Copy every record below exactly as it appears.
——————
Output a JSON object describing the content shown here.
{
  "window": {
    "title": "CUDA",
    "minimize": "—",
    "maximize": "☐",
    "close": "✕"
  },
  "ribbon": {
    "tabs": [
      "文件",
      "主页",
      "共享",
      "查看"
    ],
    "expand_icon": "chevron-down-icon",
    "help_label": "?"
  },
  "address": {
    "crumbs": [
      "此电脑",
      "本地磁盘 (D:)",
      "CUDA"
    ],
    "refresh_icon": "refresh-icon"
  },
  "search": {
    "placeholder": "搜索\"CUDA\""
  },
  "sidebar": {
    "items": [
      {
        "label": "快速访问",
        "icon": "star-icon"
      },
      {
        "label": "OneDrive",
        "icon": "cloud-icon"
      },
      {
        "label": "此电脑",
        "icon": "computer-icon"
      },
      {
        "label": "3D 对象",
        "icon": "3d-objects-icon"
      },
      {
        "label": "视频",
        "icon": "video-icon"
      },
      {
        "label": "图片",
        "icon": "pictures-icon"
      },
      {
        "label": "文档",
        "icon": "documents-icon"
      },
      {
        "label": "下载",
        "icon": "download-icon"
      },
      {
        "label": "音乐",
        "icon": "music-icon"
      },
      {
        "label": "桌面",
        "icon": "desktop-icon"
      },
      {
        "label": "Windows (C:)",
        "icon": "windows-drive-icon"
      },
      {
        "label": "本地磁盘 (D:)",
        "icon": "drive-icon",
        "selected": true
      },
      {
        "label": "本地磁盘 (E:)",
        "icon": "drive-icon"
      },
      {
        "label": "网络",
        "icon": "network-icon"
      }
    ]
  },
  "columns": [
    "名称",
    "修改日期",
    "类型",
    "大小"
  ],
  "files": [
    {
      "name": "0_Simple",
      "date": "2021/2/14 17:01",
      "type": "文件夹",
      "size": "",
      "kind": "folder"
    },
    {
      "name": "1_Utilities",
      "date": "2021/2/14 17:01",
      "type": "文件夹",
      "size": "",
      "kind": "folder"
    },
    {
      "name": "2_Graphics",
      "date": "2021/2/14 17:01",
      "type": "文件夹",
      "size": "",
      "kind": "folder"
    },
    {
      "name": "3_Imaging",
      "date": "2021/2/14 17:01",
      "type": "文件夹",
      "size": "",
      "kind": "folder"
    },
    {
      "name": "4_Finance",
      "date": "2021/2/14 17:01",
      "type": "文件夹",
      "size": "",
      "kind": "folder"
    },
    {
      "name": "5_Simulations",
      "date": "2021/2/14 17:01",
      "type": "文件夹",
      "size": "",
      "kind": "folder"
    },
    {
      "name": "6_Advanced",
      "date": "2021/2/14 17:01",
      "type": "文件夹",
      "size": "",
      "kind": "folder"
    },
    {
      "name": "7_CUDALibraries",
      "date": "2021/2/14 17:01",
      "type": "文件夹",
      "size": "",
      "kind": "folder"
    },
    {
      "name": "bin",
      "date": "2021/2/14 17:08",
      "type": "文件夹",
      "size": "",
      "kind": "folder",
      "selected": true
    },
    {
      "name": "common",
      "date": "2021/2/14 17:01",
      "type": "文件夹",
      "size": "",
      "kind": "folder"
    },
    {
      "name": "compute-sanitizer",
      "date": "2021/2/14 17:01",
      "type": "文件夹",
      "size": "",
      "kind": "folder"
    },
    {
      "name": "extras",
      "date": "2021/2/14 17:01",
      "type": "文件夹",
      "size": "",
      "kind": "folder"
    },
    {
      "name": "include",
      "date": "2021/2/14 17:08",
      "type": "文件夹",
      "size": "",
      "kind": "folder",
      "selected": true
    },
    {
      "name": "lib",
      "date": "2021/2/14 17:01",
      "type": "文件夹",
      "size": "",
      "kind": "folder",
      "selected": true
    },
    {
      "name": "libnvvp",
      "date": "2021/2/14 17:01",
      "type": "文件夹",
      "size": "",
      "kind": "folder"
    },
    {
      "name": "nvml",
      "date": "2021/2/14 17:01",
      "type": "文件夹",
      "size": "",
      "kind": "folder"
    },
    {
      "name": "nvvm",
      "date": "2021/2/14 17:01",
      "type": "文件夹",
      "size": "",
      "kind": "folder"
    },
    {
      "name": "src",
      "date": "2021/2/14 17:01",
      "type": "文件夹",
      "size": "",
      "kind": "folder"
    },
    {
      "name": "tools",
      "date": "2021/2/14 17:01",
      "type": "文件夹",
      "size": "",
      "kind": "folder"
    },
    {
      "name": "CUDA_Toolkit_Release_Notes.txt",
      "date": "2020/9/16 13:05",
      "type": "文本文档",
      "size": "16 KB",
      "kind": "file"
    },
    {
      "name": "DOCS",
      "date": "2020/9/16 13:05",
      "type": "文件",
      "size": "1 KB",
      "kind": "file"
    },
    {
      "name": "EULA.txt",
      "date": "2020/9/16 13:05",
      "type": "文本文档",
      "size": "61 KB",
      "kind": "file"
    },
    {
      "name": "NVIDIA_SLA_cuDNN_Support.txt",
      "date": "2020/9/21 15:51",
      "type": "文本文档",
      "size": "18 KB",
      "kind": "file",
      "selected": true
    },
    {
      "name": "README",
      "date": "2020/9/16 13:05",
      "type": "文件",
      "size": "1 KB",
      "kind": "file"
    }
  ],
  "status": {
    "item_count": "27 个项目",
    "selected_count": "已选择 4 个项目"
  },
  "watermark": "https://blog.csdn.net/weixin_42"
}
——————
• Expected answer:
Output a JSON object describing the content shown here.
{
  "window": {
    "title": "CUDA",
    "minimize": "—",
    "maximize": "☐",
    "close": "✕"
  },
  "ribbon": {
    "tabs": [
      "文件",
      "主页",
      "共享",
      "查看"
    ],
    "expand_icon": "chevron-down-icon",
    "help_label": "?"
  },
  "address": {
    "crumbs": [
      "此电脑",
      "本地磁盘 (D:)",
      "CUDA"
    ],
    "refresh_icon": "refresh-icon"
  },
  "search": {
    "placeholder": "搜索\"CUDA\""
  },
  "sidebar": {
    "items": [
      {
        "label": "快速访问",
        "icon": "star-icon"
      },
      {
        "label": "OneDrive",
        "icon": "cloud-icon"
      },
      {
        "label": "此电脑",
        "icon": "computer-icon"
      },
      {
        "label": "3D 对象",
        "icon": "3d-objects-icon"
      },
      {
        "label": "视频",
        "icon": "video-icon"
      },
      {
        "label": "图片",
        "icon": "pictures-icon"
      },
      {
        "label": "文档",
        "icon": "documents-icon"
      },
      {
        "label": "下载",
        "icon": "download-icon"
      },
      {
        "label": "音乐",
        "icon": "music-icon"
      },
      {
        "label": "桌面",
        "icon": "desktop-icon"
      },
      {
        "label": "Windows (C:)",
        "icon": "windows-drive-icon"
      },
      {
        "label": "本地磁盘 (D:)",
        "icon": "drive-icon",
        "selected": true
      },
      {
        "label": "本地磁盘 (E:)",
        "icon": "drive-icon"
      },
      {
        "label": "网络",
        "icon": "network-icon"
      }
    ]
  },
  "columns": [
    "名称",
    "修改日期",
    "类型",
    "大小"
  ],
  "files": [
    {
      "name": "0_Simple",
      "date": "2021/2/14 17:01",
      "type": "文件夹",
      "size": "",
      "kind": "folder"
    },
    {
      "name": "1_Utilities",
      "date": "2021/2/14 17:01",
      "type": "文件夹",
      "size": "",
      "kind": "folder"
    },
    {
      "name": "2_Graphics",
      "date": "2021/2/14 17:01",
      "type": "文件夹",
      "size": "",
      "kind": "folder"
    },
    {
      "name": "3_Imaging",
      "date": "2021/2/14 17:01",
      "type": "文件夹",
      "size": "",
      "kind": "folder"
    },
    {
      "name": "4_Finance",
      "date": "2021/2/14 17:01",
      "type": "文件夹",
      "size": "",
      "kind": "folder"
    },
    {
      "name": "5_Simulations",
      "date": "2021/2/14 17:01",
      "type": "文件夹",
      "size": "",
      "kind": "folder"
    },
    {
      "name": "6_Advanced",
      "date": "2021/2/14 17:01",
      "type": "文件夹",
      "size": "",
      "kind": "folder"
    },
    {
      "name": "7_CUDALibraries",
      "date": "2021/2/14 17:01",
      "type": "文件夹",
      "size": "",
      "kind": "folder"
    },
    {
      "name": "bin",
      "date": "2021/2/14 17:08",
      "type": "文件夹",
      "size": "",
      "kind": "folder",
      "selected": true
    },
    {
      "name": "common",
      "date": "2021/2/14 17:01",
      "type": "文件夹",
      "size": "",
      "kind": "folder"
    },
    {
      "name": "compute-sanitizer",
      "date": "2021/2/14 17:01",
      "type": "文件夹",
      "size": "",
      "kind": "folder"
    },
    {
      "name": "extras",
      "date": "2021/2/14 17:01",
      "type": "文件夹",
      "size": "",
      "kind": "folder"
    },
    {
      "name": "include",
      "date": "2021/2/14 17:08",
      "type": "文件夹",
      "size": "",
      "kind": "folder",
      "selected": true
    },
    {
      "name": "lib",
      "date": "2021/2/14 17:01",
      "type": "文件夹",
      "size": "",
      "kind": "folder",
      "selected": true
    },
    {
      "name": "libnvvp",
      "date": "2021/2/14 17:01",
      "type": "文件夹",
      "size": "",
      "kind": "folder"
    },
    {
      "name": "nvml",
      "date": "2021/2/14 17:01",
      "type": "文件夹",
      "size": "",
      "kind": "folder"
    },
    {
      "name": "nvvm",
      "date": "2021/2/14 17:01",
      "type": "文件夹",
      "size": "",
      "kind": "folder"
    },
    {
      "name": "src",
      "date": "2021/2/14 17:01",
      "type": "文件夹",
      "size": "",
      "kind": "folder"
    },
    {
      "name": "tools",
      "date": "2021/2/14 17:01",
      "type": "文件夹",
      "size": "",
      "kind": "folder"
    },
    {
      "name": "CUDA_Toolkit_Release_Notes.txt",
      "date": "2020/9/16 13:05",
      "type": "文本文档",
      "size": "16 KB",
      "kind": "file"
    },
    {
      "name": "DOCS",
      "date": "2020/9/16 13:05",
      "type": "文件",
      "size": "1 KB",
      "kind": "file"
    },
    {
      "name": "EULA.txt",
      "date": "2020/9/16 13:05",
      "type": "文本文档",
      "size": "61 KB",
      "kind": "file"
    },
    {
      "name": "NVIDIA_SLA_cuDNN_Support.txt",
      "date": "2020/9/21 15:51",
      "type": "文本文档",
      "size": "18 KB",
      "kind": "file",
      "selected": true
    },
    {
      "name": "README",
      "date": "2020/9/16 13:05",
      "type": "文件",
      "size": "1 KB",
      "kind": "file"
    }
  ],
  "status": {
    "item_count": "27 个项目",
    "selected_count": "已选择 4 个项目"
  },
  "watermark": "https://blog.csdn.net/weixin_42"
}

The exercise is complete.